This week the price of Bitcoin nearly hit $20,000, up from a low in March of just under $5,000. The price has been volatile lately, so there is no way of knowing what the price will be by the time that you read this. What is certain is that Bitcoin has become mainstream. In November 2020 CNBC reported that payment giants Square and PayPal had become whales in the crypto market as their clients bought up 70% of the new supply of Bitcoin.
Between 800 and 900 Bitcoin are added to the market on a daily basis according to data firm Messari. Only 21 million Bitcoin can ever be mined (created), which gives it the same scarcity value as assets like gold. Critics might say that we have been here before. Bitcoin neared $20,000 around Christmas 2017. Some say that its price today is irrational exuberance manifest as a very modern form of tulip mania.
But there are plenty of signals that 2020 has been the year that Bitcoin has actually matured and grown up. The unique Bitcoin process of ‘halving’, whereby for every 210,000 blocks that are mined the rate at which new Bitcoin are released is cut in half, means new supply is contracting as new demand surges.
A lot of that demand is coming from Bitcoin Exchange Traded Funds, which provide investors with exposure to the profits of Bitcoin without exposure to direct investment in the asset, whose legal framework is still emerging.
The first Bitcoin-focused Exchange Traded Funds have already launched. This is attracting brand new investors with larger capital reserves into the market, including large scale institutional investors. Deutsche Boerse became the latest player to have a product listed with the BTCete Bitcoin Exchange Trades Crypto (BTCE). Swiss Bourse in Switzerland has also admitted a number of exchange-traded crypto products to its exchange.

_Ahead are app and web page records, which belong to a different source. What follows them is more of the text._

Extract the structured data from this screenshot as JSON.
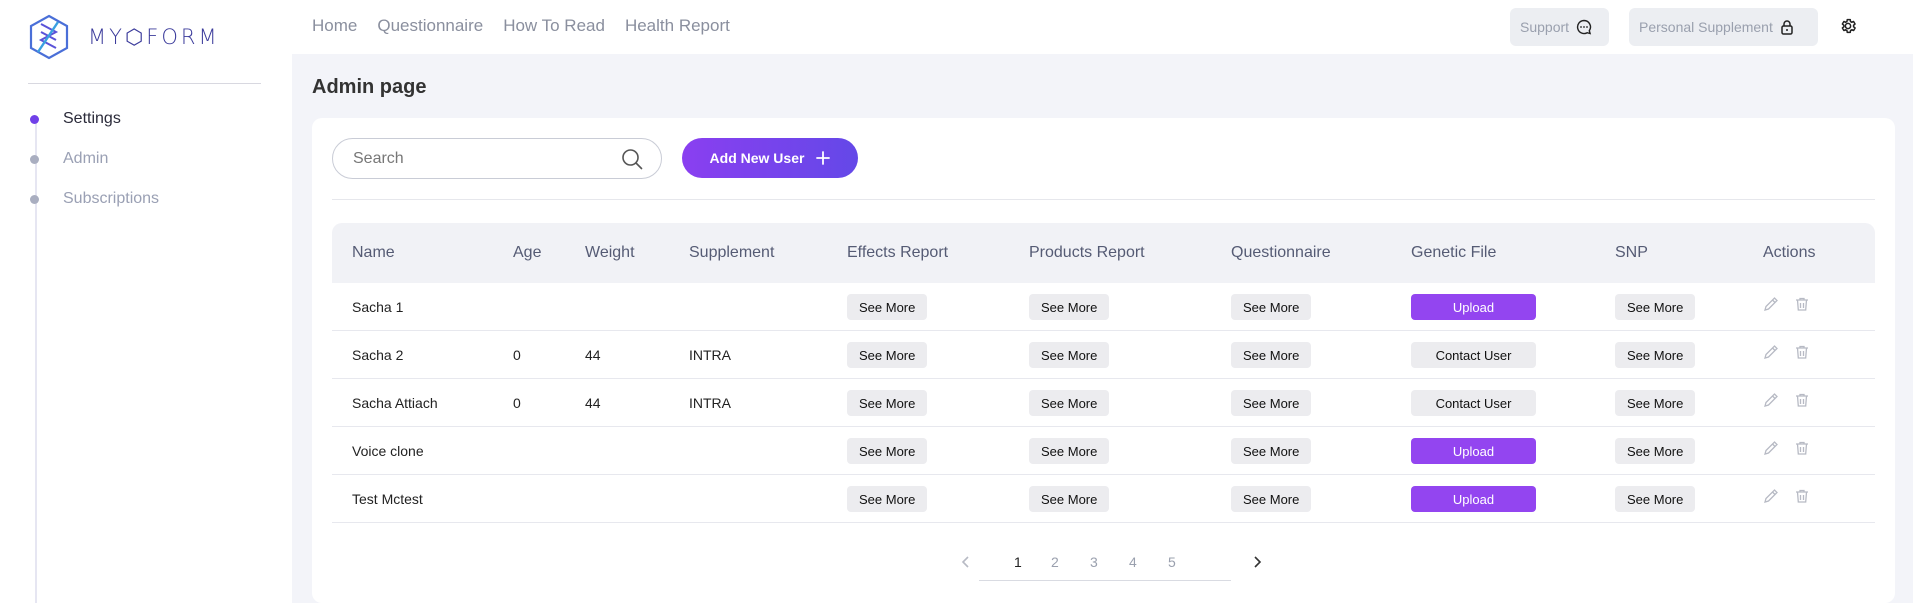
{
  "brand": {
    "name": "MY⬡FORM"
  },
  "sidebar": {
    "items": [
      {
        "label": "Settings"
      },
      {
        "label": "Admin"
      },
      {
        "label": "Subscriptions"
      }
    ]
  },
  "topnav": {
    "items": [
      {
        "label": "Home"
      },
      {
        "label": "Questionnaire"
      },
      {
        "label": "How To Read"
      },
      {
        "label": "Health Report"
      }
    ],
    "support_label": "Support",
    "supplement_label": "Personal Supplement"
  },
  "page": {
    "title": "Admin page"
  },
  "search": {
    "placeholder": "Search",
    "value": ""
  },
  "toolbar": {
    "add_user_label": "Add New User"
  },
  "table": {
    "columns": [
      "Name",
      "Age",
      "Weight",
      "Supplement",
      "Effects Report",
      "Products Report",
      "Questionnaire",
      "Genetic File",
      "SNP",
      "Actions"
    ],
    "see_more_label": "See More",
    "rows": [
      {
        "name": "Sacha 1",
        "age": "",
        "weight": "",
        "supplement": "",
        "genetic": "Upload"
      },
      {
        "name": "Sacha 2",
        "age": "0",
        "weight": "44",
        "supplement": "INTRA",
        "genetic": "Contact User"
      },
      {
        "name": "Sacha Attiach",
        "age": "0",
        "weight": "44",
        "supplement": "INTRA",
        "genetic": "Contact User"
      },
      {
        "name": "Voice clone",
        "age": "",
        "weight": "",
        "supplement": "",
        "genetic": "Upload"
      },
      {
        "name": "Test Mctest",
        "age": "",
        "weight": "",
        "supplement": "",
        "genetic": "Upload"
      }
    ]
  },
  "pagination": {
    "pages": [
      "1",
      "2",
      "3",
      "4",
      "5"
    ],
    "current": "1"
  },
  "colors": {
    "accent": "#8a3ff0",
    "upload": "#9345f0",
    "active_dot": "#7040e8",
    "background": "#f3f4f9"
  },
  "icons": [
    "logo-icon",
    "chat-icon",
    "lock-icon",
    "gear-icon",
    "search-icon",
    "plus-icon",
    "edit-icon",
    "trash-icon",
    "chevron-left-icon",
    "chevron-right-icon"
  ]
}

Yet opinions on Bitcoin as an investment class, or as a ‘safe haven’ equivalent to gold, remain polarised. In October 2020 the FCA in the United Kingdom banned the sale of crypto derivatives to retail investors, citing their extreme volatility. Yet with Bitcoin ETFs already listed in Germany and Switzerland, the UK may still eventually follow suit and change its position.
My own belief is that by 2025 Bitcoin could be worth $100,000, which is five times what it is today. I have been increasing my long position in Bitcoin for many years and with only one halving remaining, I have no intention of selling my holdings any time soon.
Tej Kohli is also an impact investor who backs growth-stage artificial intelligence and robotics ventures through the Kohli Ventures investment vehicle. Tej Kohli is also the founder of the not-for-profit Tej Kohli Foundation whose ‘Rebuilding You’ philosophy supports the development of scientific and technological solutions to major global health challenges whilst also making interventions to rebuild people and communities around the world. Tej Kohli’s blog is #TejTalks and he is the author of Rebuilding You: The Philanthropy Handbook. Twitter: @MrTejKohli.